Berlinda’s father is unable to care for her. With schools here closed in an attempt to slow transmission of the virus, More Than Me was paying Fayiah, one of the teachers in the small school it runs, to live in the guest house with the child. Unsure whether Berlinda was infected with Ebola, Fayiah at first wore some protective clothing and surgical gloves. But after her own mother told her she would pray for the child’s health, Fayiah abandoned them, increasing the risk to herself if the child was infectious.

More than a dozen drugs are being studied for treating Ebola and other filoviruses.

“I felt it was the calling of God to take care of this child,” she said.

The risks, though, soon became evident. Berlinda vomited twice last Thursday, Meyler later said in an e-mail. Vomiting can be a sign of Ebola infection, but it is also a symptom of other diseases common to West Africa, such as malaria.

Berlinda tested negative for the Ebola virus and is now in the care of a volunteer family, Meyler said in a subsequent e-mail. Miatta, however, is seriously ill from Ebola infection. Meyler is working with the Liberian government to reconfigure the guest house to temporarily accommodate as many as 40 displaced children.

‘This is the only way forward’

The region’s children have seen this before. The fate of war orphans in Liberia and Sierra Leone offers a bleak glimpse into what the future holds for those left without families by Ebola.

In the wake of Liberia’s civil war, orphanages were suspected of participating in child trafficking. The “chronic deplorable conditions” in Liberian orphanages were deemed a “cause for major concern” in a 2007 report from the United Nations mission in Liberia. Children were often undernourished, slept on floors and had no access to toilets. In one orphanage, a locked room with no mattresses was reserved for children who wet the bed, the report said.

Both Sierra Leone and Liberia suspended international adoption in 2009, citing concerns about illegal activity. In Liberia, the move came after reports of irregularities in the way unlicensed agencies brought children to the United States for adoption.

Aid workers say informal caretaking arrangements are developing on their own in some places. They include efforts by survivors of Ebola, who carry antibodies to the virus, to care for children who may have been infected. Such children must be quarantined and monitored for 21 days.

Save the Children, a well-established aid group, is trying to match survivors with childrenwho need them. And UNICEF plans to train Ebola survivors to help care for kids during the 21-day waiting period.

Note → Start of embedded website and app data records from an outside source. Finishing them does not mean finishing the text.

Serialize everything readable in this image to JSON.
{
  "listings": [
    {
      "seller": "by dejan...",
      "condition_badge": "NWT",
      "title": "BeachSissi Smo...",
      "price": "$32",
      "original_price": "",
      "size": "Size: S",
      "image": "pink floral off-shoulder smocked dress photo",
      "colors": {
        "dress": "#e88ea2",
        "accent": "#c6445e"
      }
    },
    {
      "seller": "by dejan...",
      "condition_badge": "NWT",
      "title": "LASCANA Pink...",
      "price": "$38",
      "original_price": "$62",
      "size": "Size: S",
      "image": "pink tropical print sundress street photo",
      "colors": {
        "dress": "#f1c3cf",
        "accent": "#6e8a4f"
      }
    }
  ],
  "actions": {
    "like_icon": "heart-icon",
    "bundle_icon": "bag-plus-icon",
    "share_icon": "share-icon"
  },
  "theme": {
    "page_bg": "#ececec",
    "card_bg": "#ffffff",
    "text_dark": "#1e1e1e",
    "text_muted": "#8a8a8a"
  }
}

“How can you care for children without holding them and loving them and nurturing them?” Crowe said. “This is about innovative solutions. This the only way forward.”

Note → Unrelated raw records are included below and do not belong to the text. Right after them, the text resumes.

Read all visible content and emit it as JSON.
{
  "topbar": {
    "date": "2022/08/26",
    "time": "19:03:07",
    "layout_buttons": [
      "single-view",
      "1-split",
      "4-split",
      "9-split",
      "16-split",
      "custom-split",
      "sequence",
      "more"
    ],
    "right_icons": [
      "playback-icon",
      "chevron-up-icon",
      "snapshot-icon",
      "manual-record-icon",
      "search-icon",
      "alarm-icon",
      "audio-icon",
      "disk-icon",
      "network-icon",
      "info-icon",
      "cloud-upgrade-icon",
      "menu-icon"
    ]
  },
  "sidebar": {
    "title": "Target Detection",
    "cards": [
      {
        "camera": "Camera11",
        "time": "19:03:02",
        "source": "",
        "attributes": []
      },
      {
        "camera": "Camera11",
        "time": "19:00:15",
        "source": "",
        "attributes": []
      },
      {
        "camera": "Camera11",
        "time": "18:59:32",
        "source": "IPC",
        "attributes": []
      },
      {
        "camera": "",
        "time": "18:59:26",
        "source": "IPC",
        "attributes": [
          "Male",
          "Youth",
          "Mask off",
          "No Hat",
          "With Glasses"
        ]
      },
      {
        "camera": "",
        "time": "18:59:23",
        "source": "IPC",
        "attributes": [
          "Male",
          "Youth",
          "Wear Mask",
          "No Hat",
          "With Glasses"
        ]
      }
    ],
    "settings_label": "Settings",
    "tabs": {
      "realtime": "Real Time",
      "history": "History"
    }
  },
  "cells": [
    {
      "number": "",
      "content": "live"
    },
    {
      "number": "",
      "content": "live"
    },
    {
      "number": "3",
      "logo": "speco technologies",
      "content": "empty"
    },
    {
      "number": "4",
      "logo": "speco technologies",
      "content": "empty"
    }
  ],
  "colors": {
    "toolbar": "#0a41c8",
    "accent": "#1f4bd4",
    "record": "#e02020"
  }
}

Some traditional methods of helping children cope with trauma are impossible in a time of Ebola. Save the Children has, in other places, organized soccer games for youngsters affected by natural disasters or war.

Such gatherings “can’t happen because of the infection control that has to happen,” said Seema Manohar, one of the group’s representatives in Monrovia.

There have been small victories as the virus spreads through Liberia. Social workers located the parents of a young girl staying at the Hawa Massaquoi Center, who was originally thought to be an orphan. When she began showing symptoms of Ebola, she was taken to a treatment center and appears to be recovering.

Another young girl, Esther Tokpah, lost both parents but survived the disease herself at ELWA 2, a treatment center run by Liberian doctor Jerry Brown. As 14 other survivors prayed and sang at a ceremony celebrating their release in late September, Esther, 11, wept bitterly, tears pouring down her face as a heavy rain clattered on the corrugated metal roof of a shelter above the group’s head.

Meyler, who was there to deliver a load of vitamins, took Esther to live at the guest house, and the girl later moved toa government-run home for orphans.

“She colors, she danced today and yesterday,” Meyler said in an e-mail last week. “She’s becoming more alive.”

Sullivan reported from Washington.